and while waiting, to receive taped informat ion about hours of service, details about registration requirements, etc. Early indicat ions are that the number of calls handled has increased sharply, while there has been a dramat ic
drop in the number of complaints.
1/ Interest earned and deductions for refunds, and operating costs not included.
2/ Nearly complete; additional fees will be received.
Mask works registrations
as a result of new legislation to protect semiconductor chips (mask works).
The Mask Work Unit, located administrat ively in the Examining Division, has received 71 claims for protection of mask works embodied in semiconductor chip
products as of April 15, 1985. All of the claims have been examined, and 17
have been registered. Fourteen claims have been refused registrat ion because
correspondence, including 15 that contest the validity of that portion of the
interim regulat ions governing mask works fixed in intermediate forms of a chip
We are unable at this point to anticipate the volume of work this
unit will receive. At present, though the registration system is a world-wide one, no other nat ions have become eligible under either Section 902(3) or
Section 914 of the Act.
We do expect a substantial increase in our receipts
as the deadline for registration of mask works first commercially exploited
between July 1, 1983 and November 7, 1984 approaches.
Our correspondence rate has been over 80%.
As the semiconductor
industry grows accustomed to using the form, and the Copyright Office develops
standardized practices, we project that the cate should diminish to 50% or
The second stage of COINS III, the on-line tracking of deposit
account registrations also known as DA-RIP, went into operation on February
Thus, about 55% of the registration workload is now being tracked
As early as May, 1983, it was recognized that the Data General
mini-computer being used for COINS production would not be able to handle the
63 workstat ions initially anticipated for
full COINS III system.
Therefore, plans were made to divide COINS between the current product ion
machine and a smaller machine now used for systems development; so that 39
workstations could access one machine and 24 workstat ions the other.
necessitated upgrading the communications and magnetic disk capacity of both
machines, which in turn required upgrading the operating system software.
Unforeseen problems arose with both the hardware upgrading and system software
installations during the summer of 1984; and because the staff developing
COINS III were needed to help resolve these problems, very little progress was
made during that time toward completing COINS III.
The implementation date
was then re-est imated to be September 1984.
a result of these
delays, the size of the data base was fast approaching the maximum machine
capacity, and a data purge had to be undertaken.
This took several months and
the est imated completion date was revised once again to early 1985. The
on-line software has now been completed and thoroughly tested.
In the meant ime, the Automated Systems office completed its study to
determine a replacement for the aging Data General mini-computers, deciding on
the new Data General MV 10000.
This machine can support up
workstations and has the added benefit of being able to run the COINS III
software with minimal conversion.

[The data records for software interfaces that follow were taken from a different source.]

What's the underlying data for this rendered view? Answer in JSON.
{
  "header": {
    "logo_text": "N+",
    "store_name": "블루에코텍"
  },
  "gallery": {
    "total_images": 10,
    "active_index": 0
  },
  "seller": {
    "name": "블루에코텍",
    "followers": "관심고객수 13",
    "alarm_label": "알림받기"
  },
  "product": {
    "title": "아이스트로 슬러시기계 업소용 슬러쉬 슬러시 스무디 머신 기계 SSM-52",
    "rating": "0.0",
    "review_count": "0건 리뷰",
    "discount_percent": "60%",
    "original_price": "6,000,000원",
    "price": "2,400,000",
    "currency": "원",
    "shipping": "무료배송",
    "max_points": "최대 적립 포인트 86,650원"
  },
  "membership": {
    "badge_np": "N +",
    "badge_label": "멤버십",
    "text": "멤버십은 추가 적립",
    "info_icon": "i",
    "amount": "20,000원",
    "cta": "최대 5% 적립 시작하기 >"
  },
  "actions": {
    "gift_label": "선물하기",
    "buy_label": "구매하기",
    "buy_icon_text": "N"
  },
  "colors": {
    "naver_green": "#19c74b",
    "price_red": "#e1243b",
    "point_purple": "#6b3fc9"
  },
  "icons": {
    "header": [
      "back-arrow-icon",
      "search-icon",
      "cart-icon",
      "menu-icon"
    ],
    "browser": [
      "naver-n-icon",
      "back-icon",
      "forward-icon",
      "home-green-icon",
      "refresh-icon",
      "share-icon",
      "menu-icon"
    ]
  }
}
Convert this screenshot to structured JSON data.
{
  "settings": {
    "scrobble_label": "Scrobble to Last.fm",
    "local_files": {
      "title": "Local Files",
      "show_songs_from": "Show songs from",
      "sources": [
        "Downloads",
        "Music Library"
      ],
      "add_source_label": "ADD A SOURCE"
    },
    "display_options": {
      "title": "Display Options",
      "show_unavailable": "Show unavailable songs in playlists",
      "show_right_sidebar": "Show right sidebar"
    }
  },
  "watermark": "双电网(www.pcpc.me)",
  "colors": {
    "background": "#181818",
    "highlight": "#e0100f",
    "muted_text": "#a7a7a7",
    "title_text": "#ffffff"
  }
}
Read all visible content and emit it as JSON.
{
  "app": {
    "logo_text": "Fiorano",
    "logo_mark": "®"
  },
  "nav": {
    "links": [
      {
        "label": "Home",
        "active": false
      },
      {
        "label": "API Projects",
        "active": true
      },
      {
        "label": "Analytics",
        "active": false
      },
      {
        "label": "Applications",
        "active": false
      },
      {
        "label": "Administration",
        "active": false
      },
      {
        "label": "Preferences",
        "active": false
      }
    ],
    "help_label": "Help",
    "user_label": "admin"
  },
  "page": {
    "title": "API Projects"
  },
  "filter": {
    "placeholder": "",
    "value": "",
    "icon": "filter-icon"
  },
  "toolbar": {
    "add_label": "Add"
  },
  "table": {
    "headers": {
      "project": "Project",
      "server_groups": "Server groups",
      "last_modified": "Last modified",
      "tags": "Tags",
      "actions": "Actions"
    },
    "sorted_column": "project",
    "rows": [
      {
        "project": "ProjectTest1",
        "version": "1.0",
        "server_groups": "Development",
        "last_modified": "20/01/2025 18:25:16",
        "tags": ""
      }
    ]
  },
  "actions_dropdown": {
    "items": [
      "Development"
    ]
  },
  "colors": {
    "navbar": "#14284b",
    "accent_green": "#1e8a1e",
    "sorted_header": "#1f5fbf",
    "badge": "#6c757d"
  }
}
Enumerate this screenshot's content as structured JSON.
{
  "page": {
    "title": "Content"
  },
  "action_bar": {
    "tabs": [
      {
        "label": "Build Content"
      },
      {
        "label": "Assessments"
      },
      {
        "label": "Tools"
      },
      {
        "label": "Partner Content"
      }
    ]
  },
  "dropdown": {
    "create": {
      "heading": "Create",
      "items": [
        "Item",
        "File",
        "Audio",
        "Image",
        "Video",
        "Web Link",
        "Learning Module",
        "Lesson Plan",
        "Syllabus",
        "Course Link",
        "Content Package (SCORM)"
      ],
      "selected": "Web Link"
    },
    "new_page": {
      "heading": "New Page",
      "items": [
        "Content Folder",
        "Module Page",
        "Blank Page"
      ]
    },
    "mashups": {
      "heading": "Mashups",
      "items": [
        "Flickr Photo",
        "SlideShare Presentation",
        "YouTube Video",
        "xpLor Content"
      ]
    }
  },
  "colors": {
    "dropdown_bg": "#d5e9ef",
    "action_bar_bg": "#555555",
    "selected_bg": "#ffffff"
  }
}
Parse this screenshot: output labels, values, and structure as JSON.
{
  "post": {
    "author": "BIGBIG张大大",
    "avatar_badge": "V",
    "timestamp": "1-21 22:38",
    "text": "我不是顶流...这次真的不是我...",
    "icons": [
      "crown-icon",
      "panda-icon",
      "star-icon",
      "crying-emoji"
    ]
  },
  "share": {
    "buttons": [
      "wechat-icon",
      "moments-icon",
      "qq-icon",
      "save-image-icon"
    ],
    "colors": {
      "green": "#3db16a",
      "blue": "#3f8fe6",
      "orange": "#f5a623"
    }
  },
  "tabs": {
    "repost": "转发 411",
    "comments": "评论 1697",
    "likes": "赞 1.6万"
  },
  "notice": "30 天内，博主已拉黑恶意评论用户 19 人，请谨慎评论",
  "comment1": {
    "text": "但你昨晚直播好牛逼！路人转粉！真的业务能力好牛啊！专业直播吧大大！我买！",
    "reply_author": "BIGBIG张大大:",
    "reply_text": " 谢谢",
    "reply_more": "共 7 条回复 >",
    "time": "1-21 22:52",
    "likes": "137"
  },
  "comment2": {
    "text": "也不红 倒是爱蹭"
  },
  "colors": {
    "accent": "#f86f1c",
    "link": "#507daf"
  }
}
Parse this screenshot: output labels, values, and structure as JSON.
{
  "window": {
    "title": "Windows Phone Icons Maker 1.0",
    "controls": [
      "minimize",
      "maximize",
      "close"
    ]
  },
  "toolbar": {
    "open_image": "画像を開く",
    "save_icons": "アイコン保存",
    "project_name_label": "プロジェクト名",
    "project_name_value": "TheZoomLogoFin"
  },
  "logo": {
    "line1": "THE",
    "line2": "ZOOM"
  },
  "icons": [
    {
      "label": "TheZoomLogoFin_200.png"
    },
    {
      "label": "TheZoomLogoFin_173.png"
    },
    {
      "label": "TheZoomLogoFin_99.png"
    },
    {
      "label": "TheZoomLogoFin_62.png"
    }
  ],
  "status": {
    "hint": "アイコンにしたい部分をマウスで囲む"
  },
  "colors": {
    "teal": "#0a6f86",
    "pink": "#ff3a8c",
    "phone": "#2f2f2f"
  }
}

Accordingly, a joint decision of ASO and the Copyright office was made that, rather than incur the operat ional problems of running COINS III on the two older, low-capacity machines, the full system
will be installed on the larger Data General MV 10000, which was delivered to
the Library on February 13, 1985 and is now undergoing acceptance test ing. The Copyright office will be training the staff on the completed COINS III
software using the development machine while the Data General MV 10000 is
being installed and tested along with the re-compiled COINS III software. It is est imated that this process will be completed in the next four months.
Although implementat ion of the COINS III system in the summer of 1985 will undoubtedly benefit the office, we expect to experience some product ivity decline at the outset. Once the period of training and adjustment caused by conversion from manual to automated modes is overcome however, we expect to begin to see gains in both efficiency and effect iveness.